(WHAT YOU WILL DO): Could you retype all of the entries below word for word?

(RECORDS FOR THIS TASK):
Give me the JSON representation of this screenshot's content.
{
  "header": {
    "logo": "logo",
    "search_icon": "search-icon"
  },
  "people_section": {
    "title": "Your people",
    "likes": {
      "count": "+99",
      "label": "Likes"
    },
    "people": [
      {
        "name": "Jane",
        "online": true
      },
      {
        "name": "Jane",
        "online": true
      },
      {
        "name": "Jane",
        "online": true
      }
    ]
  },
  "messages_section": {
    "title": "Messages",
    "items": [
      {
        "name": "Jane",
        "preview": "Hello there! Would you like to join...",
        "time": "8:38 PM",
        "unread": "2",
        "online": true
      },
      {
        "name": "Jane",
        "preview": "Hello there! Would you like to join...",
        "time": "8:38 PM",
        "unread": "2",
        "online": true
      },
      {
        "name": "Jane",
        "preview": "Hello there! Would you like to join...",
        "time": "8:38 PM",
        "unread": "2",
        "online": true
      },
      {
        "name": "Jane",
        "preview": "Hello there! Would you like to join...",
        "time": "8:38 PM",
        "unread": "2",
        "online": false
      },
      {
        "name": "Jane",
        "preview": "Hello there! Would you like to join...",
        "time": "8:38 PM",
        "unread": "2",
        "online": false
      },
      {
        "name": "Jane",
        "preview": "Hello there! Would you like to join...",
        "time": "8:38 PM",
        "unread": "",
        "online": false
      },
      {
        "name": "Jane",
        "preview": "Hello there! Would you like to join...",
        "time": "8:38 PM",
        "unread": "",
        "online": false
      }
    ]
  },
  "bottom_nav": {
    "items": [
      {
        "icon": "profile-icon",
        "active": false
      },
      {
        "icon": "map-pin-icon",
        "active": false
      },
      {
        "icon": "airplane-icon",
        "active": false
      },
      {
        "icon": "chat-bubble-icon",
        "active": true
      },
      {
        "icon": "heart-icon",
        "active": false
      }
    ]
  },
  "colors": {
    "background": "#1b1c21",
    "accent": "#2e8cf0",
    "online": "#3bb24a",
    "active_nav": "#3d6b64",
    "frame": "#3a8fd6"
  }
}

(EXERCISE RESULT):
Give me the JSON representation of this screenshot's content.
{
  "header": {
    "logo": "logo",
    "search_icon": "search-icon"
  },
  "people_section": {
    "title": "Your people",
    "likes": {
      "count": "+99",
      "label": "Likes"
    },
    "people": [
      {
        "name": "Jane",
        "online": true
      },
      {
        "name": "Jane",
        "online": true
      },
      {
        "name": "Jane",
        "online": true
      }
    ]
  },
  "messages_section": {
    "title": "Messages",
    "items": [
      {
        "name": "Jane",
        "preview": "Hello there! Would you like to join...",
        "time": "8:38 PM",
        "unread": "2",
        "online": true
      },
      {
        "name": "Jane",
        "preview": "Hello there! Would you like to join...",
        "time": "8:38 PM",
        "unread": "2",
        "online": true
      },
      {
        "name": "Jane",
        "preview": "Hello there! Would you like to join...",
        "time": "8:38 PM",
        "unread": "2",
        "online": true
      },
      {
        "name": "Jane",
        "preview": "Hello there! Would you like to join...",
        "time": "8:38 PM",
        "unread": "2",
        "online": false
      },
      {
        "name": "Jane",
        "preview": "Hello there! Would you like to join...",
        "time": "8:38 PM",
        "unread": "2",
        "online": false
      },
      {
        "name": "Jane",
        "preview": "Hello there! Would you like to join...",
        "time": "8:38 PM",
        "unread": "",
        "online": false
      },
      {
        "name": "Jane",
        "preview": "Hello there! Would you like to join...",
        "time": "8:38 PM",
        "unread": "",
        "online": false
      }
    ]
  },
  "bottom_nav": {
    "items": [
      {
        "icon": "profile-icon",
        "active": false
      },
      {
        "icon": "map-pin-icon",
        "active": false
      },
      {
        "icon": "airplane-icon",
        "active": false
      },
      {
        "icon": "chat-bubble-icon",
        "active": true
      },
      {
        "icon": "heart-icon",
        "active": false
      }
    ]
  },
  "colors": {
    "background": "#1b1c21",
    "accent": "#2e8cf0",
    "online": "#3bb24a",
    "active_nav": "#3d6b64",
    "frame": "#3a8fd6"
  }
}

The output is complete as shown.